The new policy on the export of unmanned aerial systems, full details of which remain classified, lists increasing trade opportunities for U.S. companies as one of five primary objectives. It replaces an “overly restrictive policy established in 2015 that hindered American companies,” according to a short White House statement. That statement places the new policies within the president’s “commitment to peace through strength” in part by “expanding opportunities for American industry [and] creating American jobs.”

The added focus on jobs and the economy was expected from the president, who has touted arms sales and called for speeding the process for arms deliveries. Exactly how that will be done remains to be determined. The policy says that the secretary of state is to deliver a proposed action plan within 60 days, a process that is expected to include consultation with industry and civil society groups.

In a news conference shortly before the new policies were released, Tina S. Kaidanow, principal deputy assistant secretary of state in the Bureau of Political-Military Affairs, provided insights into how the policy changes for unmanned aerial systems, commonly referred to as drones, may speed delivery of certain items by allowing their sale to be directly negotiated by companies.

Under the new policy, so-called strike enabling technology, such as laser target designators that are not themselves armed, will no longer be required to go through the government-to-government process for negotiating foreign military sales, she said. Instead, the new policy allows companies to negotiate directly with foreign government buyers through the direct commercial sales process. Such an approach involves “fewer barriers and less confusion,” which can “potentially allow for faster procurement,” she said. The policy also allows for armed unmanned aerial systems to be transferred via either procurement process.

Citing increased competition from China, Peter Navarro, assistant to the president for trade and manufacturing policy, said the administration’s policy
on unmanned aerial systems “will level the playing field by enabling firms to increase their direct sales to authorized allies and partners.”

The policy also calls for the United States to seek changes to the Missile Technology Control Regime (MTCR) as it applies to unmanned aerial systems, most likely to ease some presumptive restrictions given that drones fly more slowly than missiles. The MTCR, which has 35 member-states, works to restrict exports of missiles and related technologies capable of carrying a 500-kilogram payload at least 300 kilometers, which applies to some
drone systems.

Both foreign military and direct commercial sales require that Congress be notified of certain potential arms sales. Congress can block the conclusion of an arms agreement within 30 days or act anytime until delivery. Kaidanow said that nothing in the new presidential memorandum “changes either the existing legal or regulatory requirements, and we are very respectful of Congress’ role in all of this.”

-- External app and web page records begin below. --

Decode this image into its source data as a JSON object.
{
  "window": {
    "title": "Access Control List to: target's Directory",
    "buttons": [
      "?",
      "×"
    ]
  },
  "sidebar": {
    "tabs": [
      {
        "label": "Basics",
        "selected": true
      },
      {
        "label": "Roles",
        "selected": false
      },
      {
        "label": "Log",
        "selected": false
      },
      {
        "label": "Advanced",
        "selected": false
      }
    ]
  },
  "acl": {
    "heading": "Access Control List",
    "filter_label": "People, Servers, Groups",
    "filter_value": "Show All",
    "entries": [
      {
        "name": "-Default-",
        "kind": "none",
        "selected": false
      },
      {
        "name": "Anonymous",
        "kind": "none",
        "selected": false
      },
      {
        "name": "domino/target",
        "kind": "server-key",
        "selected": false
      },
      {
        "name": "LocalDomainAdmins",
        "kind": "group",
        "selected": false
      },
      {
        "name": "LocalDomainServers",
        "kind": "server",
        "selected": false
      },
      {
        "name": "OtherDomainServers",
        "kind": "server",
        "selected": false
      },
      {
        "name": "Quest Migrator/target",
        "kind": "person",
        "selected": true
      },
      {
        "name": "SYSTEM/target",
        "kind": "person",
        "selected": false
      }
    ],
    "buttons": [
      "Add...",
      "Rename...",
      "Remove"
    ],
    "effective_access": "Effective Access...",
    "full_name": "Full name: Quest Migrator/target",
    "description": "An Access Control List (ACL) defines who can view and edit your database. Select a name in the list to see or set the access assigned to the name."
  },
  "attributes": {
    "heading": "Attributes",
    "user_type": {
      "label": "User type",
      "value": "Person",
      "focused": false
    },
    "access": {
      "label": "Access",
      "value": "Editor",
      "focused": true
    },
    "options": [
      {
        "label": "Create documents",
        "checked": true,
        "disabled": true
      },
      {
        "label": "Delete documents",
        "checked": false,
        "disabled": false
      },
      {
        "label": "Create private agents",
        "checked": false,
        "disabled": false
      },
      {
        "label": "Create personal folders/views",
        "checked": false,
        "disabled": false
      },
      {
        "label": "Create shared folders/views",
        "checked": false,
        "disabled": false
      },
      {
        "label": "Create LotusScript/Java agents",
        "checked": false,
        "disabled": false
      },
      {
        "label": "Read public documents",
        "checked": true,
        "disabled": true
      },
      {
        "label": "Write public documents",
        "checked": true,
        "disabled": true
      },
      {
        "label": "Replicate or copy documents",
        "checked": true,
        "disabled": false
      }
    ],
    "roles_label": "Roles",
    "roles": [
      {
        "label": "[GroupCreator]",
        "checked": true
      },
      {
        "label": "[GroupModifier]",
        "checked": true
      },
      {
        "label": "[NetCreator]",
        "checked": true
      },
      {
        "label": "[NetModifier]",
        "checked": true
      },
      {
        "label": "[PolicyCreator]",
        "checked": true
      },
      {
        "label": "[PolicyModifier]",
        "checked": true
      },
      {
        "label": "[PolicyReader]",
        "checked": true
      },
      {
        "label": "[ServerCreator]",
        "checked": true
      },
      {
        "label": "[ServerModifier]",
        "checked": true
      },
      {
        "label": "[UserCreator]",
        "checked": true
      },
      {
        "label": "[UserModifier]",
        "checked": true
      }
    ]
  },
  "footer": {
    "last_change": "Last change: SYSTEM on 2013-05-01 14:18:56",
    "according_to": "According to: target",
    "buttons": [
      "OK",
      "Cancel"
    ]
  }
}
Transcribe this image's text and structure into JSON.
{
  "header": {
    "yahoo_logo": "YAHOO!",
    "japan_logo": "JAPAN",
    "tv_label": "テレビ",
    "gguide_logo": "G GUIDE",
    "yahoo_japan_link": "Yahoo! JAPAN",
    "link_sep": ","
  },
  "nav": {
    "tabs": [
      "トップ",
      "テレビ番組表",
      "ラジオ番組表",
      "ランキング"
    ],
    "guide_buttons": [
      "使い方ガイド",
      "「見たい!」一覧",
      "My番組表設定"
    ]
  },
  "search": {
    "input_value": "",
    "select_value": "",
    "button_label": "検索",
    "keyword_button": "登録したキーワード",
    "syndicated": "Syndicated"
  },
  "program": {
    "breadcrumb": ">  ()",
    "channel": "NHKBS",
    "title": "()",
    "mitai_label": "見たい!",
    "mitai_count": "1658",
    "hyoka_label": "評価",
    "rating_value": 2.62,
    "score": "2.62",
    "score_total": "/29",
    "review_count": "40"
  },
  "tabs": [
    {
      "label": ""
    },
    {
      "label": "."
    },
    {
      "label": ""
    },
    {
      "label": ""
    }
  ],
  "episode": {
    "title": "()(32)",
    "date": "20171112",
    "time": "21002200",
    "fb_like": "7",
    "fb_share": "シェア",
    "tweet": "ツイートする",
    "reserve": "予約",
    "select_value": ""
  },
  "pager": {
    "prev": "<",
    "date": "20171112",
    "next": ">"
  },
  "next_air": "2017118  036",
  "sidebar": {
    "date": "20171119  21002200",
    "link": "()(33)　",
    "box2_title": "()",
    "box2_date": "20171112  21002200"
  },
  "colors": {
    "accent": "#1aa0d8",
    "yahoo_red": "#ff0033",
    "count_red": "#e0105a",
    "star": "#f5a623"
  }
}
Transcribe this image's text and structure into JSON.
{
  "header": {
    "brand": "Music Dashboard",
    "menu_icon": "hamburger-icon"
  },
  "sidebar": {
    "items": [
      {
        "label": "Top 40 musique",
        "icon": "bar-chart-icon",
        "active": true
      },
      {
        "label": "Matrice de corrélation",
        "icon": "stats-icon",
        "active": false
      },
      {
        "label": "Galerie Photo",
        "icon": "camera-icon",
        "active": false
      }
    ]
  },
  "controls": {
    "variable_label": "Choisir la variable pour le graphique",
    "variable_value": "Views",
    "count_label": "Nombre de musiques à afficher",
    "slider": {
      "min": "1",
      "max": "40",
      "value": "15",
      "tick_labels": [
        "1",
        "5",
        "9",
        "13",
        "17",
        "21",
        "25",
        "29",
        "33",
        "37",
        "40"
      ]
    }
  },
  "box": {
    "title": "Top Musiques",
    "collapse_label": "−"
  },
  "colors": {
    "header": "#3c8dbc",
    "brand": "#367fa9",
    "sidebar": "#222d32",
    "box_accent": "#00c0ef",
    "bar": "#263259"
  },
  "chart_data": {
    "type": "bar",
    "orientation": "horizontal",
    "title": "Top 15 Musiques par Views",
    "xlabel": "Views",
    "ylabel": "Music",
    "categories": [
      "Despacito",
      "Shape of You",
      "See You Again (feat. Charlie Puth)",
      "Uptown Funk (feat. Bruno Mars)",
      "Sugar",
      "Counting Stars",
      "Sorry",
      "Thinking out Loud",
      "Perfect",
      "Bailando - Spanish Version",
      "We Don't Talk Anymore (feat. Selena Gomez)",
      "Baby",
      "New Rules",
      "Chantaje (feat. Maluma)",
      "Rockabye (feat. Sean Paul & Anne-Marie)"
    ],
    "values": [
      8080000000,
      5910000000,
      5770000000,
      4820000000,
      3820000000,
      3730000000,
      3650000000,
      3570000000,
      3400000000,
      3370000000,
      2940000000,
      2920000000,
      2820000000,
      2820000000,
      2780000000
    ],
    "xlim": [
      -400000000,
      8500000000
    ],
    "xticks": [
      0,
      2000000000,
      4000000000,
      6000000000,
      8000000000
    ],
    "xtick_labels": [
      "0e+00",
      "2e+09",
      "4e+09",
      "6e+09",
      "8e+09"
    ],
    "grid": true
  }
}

Although many worried that the new policies would jettison any mention of human rights, they do retain many of the same provisions as the Obama-era conventional arms transfer policy, although consolidating their reference to a single section rather than reiterating them throughout. The new policy also contains a commitment to “facilitate” ally and partner efforts “to reduce the risk of national or coalition operations causing civilian harm.”

Nonetheless, the administration’s approach did draw criticism. The policies “present a clear political objective by the Trump administration—to demonstrate its ‘America First’ approach and promote U.S. industry,” said Rachel Stohl, deputy director of the Stimson Center in Washington and a board member of the Arms Control Association. “The policies focus on the benefits, rather than the risks, of arms exports and take a short-term view without fully incorporating potential long-term consequences,” she added.